  34. Baral, C., Gelfond, G., Pontelli, E., & Son, T. C. (2012). An action language for reasoning about beliefs in multi-agent domains. In Proceedings of the 14th international workshop on non-monotonic reasoning (Vol. 4).
  35. Parikh, R. (1999). Beliefs, belief revision, and splitting languages. Logic, language and computation, 2(96), 266-268.
  36. Kourousias, G., & Makinson, D. (2007). Parallel interpolation, splitting, and relevance in belief change. Journal of symbolic logic, 72(3), 994-1002.
  37. Ribeiro, M. M., Wassermann, R., Flouris, G., & Antoniou, G. (2013). Minimal change: Relevance and recovery revisited. Artificial Intelligence, 201, 59-80.
  38. Delgrande, J. (2008). Horn clause belief change: Contraction functions. In G. Brewka, & J. Lang (Eds.), Proceedings of the eleventh international conference on the principles of knowledge representation and reasoning (pp. 156-165). Sydney.
  39. Delgrande, J., & Wassermann, R. (2010). Horn clause contraction functions: Belief set and belief base approaches. In International conference on the principles of knowledge representation and reasoning, Toronto.

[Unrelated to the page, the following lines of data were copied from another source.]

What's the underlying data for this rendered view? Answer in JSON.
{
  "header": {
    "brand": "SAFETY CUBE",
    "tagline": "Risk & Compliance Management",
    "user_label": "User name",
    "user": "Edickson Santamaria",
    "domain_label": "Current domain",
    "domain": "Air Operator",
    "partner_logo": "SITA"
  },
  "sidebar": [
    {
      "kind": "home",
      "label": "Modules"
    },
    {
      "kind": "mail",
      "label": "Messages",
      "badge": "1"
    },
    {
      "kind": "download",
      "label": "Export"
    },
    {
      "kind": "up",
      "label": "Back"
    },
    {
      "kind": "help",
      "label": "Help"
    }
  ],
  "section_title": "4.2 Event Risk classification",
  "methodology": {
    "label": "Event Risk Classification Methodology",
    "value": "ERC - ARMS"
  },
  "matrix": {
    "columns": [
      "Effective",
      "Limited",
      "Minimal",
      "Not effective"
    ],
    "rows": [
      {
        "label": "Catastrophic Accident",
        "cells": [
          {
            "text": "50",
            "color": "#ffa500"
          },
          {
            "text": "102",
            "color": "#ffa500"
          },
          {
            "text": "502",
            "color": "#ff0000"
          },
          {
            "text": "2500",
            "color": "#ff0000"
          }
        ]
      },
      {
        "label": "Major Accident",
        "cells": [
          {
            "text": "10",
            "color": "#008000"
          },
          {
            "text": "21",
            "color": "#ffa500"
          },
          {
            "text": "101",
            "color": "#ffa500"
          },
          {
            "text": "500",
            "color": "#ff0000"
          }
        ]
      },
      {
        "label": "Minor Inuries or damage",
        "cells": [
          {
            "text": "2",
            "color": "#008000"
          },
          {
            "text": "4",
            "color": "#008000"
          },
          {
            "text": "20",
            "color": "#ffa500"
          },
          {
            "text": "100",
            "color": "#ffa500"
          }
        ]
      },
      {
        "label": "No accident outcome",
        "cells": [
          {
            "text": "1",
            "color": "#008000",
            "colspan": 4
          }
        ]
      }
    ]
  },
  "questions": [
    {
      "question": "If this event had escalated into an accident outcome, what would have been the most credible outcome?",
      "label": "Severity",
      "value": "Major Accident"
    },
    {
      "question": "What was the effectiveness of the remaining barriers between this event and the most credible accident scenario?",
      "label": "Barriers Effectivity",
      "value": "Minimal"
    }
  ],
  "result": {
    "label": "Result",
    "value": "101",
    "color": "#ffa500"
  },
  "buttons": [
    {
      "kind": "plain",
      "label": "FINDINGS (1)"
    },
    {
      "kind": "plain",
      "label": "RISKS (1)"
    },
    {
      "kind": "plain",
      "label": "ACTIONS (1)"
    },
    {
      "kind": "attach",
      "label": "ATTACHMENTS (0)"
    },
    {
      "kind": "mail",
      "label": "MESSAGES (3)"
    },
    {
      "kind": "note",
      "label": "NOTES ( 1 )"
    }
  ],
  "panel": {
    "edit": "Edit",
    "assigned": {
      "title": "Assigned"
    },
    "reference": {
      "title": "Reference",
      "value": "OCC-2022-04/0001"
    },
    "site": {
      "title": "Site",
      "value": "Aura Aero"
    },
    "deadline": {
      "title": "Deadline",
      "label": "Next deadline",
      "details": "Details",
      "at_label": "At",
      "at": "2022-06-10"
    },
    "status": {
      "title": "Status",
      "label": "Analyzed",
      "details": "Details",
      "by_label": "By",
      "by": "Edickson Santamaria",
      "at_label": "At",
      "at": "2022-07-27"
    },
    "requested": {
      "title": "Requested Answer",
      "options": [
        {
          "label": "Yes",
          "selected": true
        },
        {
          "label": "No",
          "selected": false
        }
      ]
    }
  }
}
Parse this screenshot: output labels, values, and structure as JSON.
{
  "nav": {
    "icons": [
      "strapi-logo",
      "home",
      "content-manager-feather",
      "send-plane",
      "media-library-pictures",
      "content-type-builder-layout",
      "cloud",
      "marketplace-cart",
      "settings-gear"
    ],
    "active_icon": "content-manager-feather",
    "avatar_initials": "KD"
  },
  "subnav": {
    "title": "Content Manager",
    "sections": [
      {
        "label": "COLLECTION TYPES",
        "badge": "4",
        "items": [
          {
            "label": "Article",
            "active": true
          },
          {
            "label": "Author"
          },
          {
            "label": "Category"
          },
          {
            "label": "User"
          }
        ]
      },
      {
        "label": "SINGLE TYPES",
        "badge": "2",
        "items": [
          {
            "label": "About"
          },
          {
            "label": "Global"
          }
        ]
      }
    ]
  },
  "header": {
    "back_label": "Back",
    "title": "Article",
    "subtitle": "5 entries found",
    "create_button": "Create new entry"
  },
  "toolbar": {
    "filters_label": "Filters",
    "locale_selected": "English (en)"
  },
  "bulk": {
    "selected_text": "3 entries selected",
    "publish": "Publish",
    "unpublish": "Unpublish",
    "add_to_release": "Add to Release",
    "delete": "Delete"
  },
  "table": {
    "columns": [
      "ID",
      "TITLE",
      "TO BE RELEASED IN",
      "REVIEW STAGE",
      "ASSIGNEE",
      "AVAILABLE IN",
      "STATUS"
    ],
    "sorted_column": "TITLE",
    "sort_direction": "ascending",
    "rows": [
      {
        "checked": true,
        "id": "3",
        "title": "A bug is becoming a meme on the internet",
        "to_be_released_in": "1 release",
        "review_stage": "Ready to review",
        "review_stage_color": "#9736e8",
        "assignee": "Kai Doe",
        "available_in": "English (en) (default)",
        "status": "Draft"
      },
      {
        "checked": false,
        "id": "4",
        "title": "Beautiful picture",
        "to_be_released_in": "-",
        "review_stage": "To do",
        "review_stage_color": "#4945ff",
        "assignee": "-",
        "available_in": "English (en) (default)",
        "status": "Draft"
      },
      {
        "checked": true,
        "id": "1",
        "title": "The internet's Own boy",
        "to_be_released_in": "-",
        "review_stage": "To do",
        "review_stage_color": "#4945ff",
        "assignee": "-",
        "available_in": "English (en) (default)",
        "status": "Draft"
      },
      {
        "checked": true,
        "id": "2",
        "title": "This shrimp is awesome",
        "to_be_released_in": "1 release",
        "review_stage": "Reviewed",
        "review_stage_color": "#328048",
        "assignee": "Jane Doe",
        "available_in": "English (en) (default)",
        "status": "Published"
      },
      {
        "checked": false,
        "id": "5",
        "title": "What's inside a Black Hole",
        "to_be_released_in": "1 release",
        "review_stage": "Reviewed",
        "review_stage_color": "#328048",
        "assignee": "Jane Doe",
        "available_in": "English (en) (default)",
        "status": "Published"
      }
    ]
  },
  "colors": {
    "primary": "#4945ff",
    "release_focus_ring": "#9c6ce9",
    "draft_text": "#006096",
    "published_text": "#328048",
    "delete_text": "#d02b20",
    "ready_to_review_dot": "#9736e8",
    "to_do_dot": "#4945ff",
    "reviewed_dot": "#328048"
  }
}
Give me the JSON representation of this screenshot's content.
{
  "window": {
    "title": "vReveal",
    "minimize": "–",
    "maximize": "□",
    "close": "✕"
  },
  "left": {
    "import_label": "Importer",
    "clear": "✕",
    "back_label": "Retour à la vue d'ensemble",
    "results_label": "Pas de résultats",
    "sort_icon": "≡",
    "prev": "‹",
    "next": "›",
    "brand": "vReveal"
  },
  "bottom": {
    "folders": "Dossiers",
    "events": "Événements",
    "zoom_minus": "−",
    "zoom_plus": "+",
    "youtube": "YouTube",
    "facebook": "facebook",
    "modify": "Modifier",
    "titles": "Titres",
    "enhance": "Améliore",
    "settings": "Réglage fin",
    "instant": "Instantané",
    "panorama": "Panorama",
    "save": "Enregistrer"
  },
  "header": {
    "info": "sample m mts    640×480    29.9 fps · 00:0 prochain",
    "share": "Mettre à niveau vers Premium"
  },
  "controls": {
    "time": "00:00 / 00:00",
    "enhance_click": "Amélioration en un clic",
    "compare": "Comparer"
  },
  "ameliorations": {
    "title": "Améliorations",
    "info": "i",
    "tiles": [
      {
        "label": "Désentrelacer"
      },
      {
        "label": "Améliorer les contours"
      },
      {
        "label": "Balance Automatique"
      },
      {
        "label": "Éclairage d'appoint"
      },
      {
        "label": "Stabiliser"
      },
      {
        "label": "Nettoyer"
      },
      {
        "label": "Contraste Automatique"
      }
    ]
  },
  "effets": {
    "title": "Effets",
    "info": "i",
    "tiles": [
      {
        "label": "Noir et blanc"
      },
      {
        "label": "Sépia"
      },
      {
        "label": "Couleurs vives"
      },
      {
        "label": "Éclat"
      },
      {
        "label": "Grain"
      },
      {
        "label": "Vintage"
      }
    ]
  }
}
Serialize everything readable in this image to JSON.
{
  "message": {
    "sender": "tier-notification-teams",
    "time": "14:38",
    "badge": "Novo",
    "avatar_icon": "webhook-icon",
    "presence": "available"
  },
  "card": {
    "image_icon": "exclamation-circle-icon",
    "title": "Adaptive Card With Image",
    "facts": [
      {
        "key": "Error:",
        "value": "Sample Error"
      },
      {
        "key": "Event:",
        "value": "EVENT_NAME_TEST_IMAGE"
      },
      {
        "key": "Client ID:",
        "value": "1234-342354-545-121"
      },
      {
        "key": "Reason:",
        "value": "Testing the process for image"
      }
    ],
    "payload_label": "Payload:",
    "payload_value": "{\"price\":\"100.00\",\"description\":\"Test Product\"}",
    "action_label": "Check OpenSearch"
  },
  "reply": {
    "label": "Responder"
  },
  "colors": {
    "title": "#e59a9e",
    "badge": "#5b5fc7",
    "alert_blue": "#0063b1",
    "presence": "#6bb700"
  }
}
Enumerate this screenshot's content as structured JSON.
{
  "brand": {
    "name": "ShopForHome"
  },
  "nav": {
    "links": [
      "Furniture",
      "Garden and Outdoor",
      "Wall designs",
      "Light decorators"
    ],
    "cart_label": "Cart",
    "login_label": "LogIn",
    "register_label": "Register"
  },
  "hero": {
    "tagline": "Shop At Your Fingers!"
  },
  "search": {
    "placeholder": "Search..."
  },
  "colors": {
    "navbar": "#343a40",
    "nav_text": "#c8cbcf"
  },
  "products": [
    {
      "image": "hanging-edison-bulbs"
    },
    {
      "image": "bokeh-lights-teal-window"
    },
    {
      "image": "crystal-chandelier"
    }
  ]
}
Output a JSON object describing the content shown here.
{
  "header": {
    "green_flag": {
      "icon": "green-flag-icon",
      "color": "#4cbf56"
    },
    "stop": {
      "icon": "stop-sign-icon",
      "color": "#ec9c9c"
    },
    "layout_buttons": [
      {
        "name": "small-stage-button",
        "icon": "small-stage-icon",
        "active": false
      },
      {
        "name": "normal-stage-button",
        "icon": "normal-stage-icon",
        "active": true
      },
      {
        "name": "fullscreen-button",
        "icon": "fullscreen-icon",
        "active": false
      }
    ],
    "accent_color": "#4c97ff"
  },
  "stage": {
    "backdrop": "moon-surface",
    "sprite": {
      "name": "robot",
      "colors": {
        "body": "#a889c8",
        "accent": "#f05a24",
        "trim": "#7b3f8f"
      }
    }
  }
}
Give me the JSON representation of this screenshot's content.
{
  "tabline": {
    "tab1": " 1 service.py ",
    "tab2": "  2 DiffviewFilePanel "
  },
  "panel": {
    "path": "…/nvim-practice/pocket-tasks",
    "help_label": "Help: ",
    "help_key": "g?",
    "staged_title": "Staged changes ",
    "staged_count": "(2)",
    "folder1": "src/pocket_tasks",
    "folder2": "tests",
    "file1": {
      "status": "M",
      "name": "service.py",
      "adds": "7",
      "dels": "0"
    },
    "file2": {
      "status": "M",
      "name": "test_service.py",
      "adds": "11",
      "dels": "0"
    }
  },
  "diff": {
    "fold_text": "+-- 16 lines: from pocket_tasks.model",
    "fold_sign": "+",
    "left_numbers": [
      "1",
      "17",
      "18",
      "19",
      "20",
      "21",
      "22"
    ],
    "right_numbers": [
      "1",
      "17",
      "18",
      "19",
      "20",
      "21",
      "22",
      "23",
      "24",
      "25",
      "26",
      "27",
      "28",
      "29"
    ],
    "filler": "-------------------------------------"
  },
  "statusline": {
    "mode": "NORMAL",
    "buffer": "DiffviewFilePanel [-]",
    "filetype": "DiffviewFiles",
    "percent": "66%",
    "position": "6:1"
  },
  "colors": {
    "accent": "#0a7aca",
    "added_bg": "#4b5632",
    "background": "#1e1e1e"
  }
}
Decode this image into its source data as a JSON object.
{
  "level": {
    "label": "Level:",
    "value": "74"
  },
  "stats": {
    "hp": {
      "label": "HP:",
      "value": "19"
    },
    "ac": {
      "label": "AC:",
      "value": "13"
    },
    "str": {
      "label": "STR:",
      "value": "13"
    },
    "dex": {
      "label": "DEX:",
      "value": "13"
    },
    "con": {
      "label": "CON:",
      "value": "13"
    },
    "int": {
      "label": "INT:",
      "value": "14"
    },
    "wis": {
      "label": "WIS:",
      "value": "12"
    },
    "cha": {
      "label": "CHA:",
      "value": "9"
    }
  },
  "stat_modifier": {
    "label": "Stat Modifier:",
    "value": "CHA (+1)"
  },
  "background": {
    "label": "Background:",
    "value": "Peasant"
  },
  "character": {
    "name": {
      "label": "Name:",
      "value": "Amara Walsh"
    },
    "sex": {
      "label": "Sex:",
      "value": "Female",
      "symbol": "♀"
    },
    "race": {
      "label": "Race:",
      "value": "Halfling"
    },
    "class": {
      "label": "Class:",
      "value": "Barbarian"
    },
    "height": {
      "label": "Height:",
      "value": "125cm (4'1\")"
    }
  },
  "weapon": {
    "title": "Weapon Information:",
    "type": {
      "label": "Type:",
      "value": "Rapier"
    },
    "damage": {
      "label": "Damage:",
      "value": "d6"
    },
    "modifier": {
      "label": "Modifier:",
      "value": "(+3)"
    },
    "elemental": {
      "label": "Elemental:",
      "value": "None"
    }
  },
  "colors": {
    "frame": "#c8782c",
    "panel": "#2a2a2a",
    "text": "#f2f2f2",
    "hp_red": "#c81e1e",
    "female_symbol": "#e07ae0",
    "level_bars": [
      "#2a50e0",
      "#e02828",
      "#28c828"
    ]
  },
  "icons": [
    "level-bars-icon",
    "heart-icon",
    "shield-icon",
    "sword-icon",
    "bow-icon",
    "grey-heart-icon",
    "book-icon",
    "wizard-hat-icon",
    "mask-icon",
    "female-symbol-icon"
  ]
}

  40. Booth, R., Meyer, T., & Varzinczak, I. J. (2009). Next steps in propositional horn contraction. In Proceedings of the international joint conference on artificial intelligence (pp. 702-707).
  41. Booth, R., Meyer, T., Varzinczak, I. J. & Wassermann, R. (2010). A contraction core for horn belief change: Preliminary report. In Proceedings of the 13th international workshop on non-monotonic reasoning (NMR), Toronto.
  42. Falappa, M. A., Kern-Isberner, G., & Simari, G. R. (2009). Belief revision and argumentation theory. In G. Simari, & I. Rahwan (Eds.), Argumentation in artificial intelligence (pp. 341- 360). US: Springer.
  43. Falappa, M., Kern-Isberner, G., & Simari, G. R. (2002). Belief revision, explanations and defeasible reasoning. Artificial Intelligence, 141, 1–28.
  44. Baumann, R., & Brewka, G. (2015, June). AGM meets abstract argumentation: Expansion and revision for Dung frameworks. In Twenty-Fourth International Joint Conference on Artificial Intelligence.
  45. Kern-Isberner, G. (2004). A thorough axiomatization of a principle of conditional preservation in belief revision. Annals of Mathematics and Artificial intelligence, 40(1-2), 127-164.
  46. Fermé, E. L., & Hansson, S. O. (2001). Shielded contraction. In Frontiers in belief revision (pp. 85-107). Springer, Dordrecht.
  47. Fermé, E., Mikalef, J., & Taboada, J. (2003). Credibility-limited functions for belief bases. Journal of Logic and Computation, 13(1), 99-110.


  • Alumnus
  • B 110
  • +49 261 287-2756